▶ _Requirement_
Repeat the entries that appear below, exactly and in full.

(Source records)
*** Begin section ***

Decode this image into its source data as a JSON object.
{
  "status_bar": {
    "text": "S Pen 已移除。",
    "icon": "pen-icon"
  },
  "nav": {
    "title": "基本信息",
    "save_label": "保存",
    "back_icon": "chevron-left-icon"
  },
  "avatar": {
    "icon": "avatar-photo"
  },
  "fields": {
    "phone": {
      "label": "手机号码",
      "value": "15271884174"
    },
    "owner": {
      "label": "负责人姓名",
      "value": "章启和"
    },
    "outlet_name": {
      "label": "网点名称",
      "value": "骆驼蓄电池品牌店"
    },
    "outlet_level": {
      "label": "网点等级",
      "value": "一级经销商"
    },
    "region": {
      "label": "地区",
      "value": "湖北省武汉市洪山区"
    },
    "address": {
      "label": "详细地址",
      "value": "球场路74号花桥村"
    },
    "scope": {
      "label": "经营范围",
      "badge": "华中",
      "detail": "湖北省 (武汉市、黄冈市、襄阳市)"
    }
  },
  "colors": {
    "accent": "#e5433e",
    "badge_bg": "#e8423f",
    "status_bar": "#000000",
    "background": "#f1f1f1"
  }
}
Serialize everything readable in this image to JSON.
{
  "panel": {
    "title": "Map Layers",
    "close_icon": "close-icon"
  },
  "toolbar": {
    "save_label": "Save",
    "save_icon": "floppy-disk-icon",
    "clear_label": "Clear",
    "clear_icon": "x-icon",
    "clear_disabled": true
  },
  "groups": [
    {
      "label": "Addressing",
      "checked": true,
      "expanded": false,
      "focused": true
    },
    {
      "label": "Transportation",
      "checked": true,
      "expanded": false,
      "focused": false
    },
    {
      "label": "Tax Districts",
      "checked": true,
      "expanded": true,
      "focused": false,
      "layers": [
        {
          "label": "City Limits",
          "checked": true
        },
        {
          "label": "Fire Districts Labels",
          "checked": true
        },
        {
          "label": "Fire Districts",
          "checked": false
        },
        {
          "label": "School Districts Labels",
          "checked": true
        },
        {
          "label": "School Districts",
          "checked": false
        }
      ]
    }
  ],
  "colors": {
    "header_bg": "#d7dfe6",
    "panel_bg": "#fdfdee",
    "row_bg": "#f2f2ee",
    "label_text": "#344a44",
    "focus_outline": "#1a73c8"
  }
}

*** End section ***

▶ _Expected answer_
Decode this image into its source data as a JSON object.
{
  "status_bar": {
    "text": "S Pen 已移除。",
    "icon": "pen-icon"
  },
  "nav": {
    "title": "基本信息",
    "save_label": "保存",
    "back_icon": "chevron-left-icon"
  },
  "avatar": {
    "icon": "avatar-photo"
  },
  "fields": {
    "phone": {
      "label": "手机号码",
      "value": "15271884174"
    },
    "owner": {
      "label": "负责人姓名",
      "value": "章启和"
    },
    "outlet_name": {
      "label": "网点名称",
      "value": "骆驼蓄电池品牌店"
    },
    "outlet_level": {
      "label": "网点等级",
      "value": "一级经销商"
    },
    "region": {
      "label": "地区",
      "value": "湖北省武汉市洪山区"
    },
    "address": {
      "label": "详细地址",
      "value": "球场路74号花桥村"
    },
    "scope": {
      "label": "经营范围",
      "badge": "华中",
      "detail": "湖北省 (武汉市、黄冈市、襄阳市)"
    }
  },
  "colors": {
    "accent": "#e5433e",
    "badge_bg": "#e8423f",
    "status_bar": "#000000",
    "background": "#f1f1f1"
  }
}
Serialize everything readable in this image to JSON.
{
  "panel": {
    "title": "Map Layers",
    "close_icon": "close-icon"
  },
  "toolbar": {
    "save_label": "Save",
    "save_icon": "floppy-disk-icon",
    "clear_label": "Clear",
    "clear_icon": "x-icon",
    "clear_disabled": true
  },
  "groups": [
    {
      "label": "Addressing",
      "checked": true,
      "expanded": false,
      "focused": true
    },
    {
      "label": "Transportation",
      "checked": true,
      "expanded": false,
      "focused": false
    },
    {
      "label": "Tax Districts",
      "checked": true,
      "expanded": true,
      "focused": false,
      "layers": [
        {
          "label": "City Limits",
          "checked": true
        },
        {
          "label": "Fire Districts Labels",
          "checked": true
        },
        {
          "label": "Fire Districts",
          "checked": false
        },
        {
          "label": "School Districts Labels",
          "checked": true
        },
        {
          "label": "School Districts",
          "checked": false
        }
      ]
    }
  ],
  "colors": {
    "header_bg": "#d7dfe6",
    "panel_bg": "#fdfdee",
    "row_bg": "#f2f2ee",
    "label_text": "#344a44",
    "focus_outline": "#1a73c8"
  }
}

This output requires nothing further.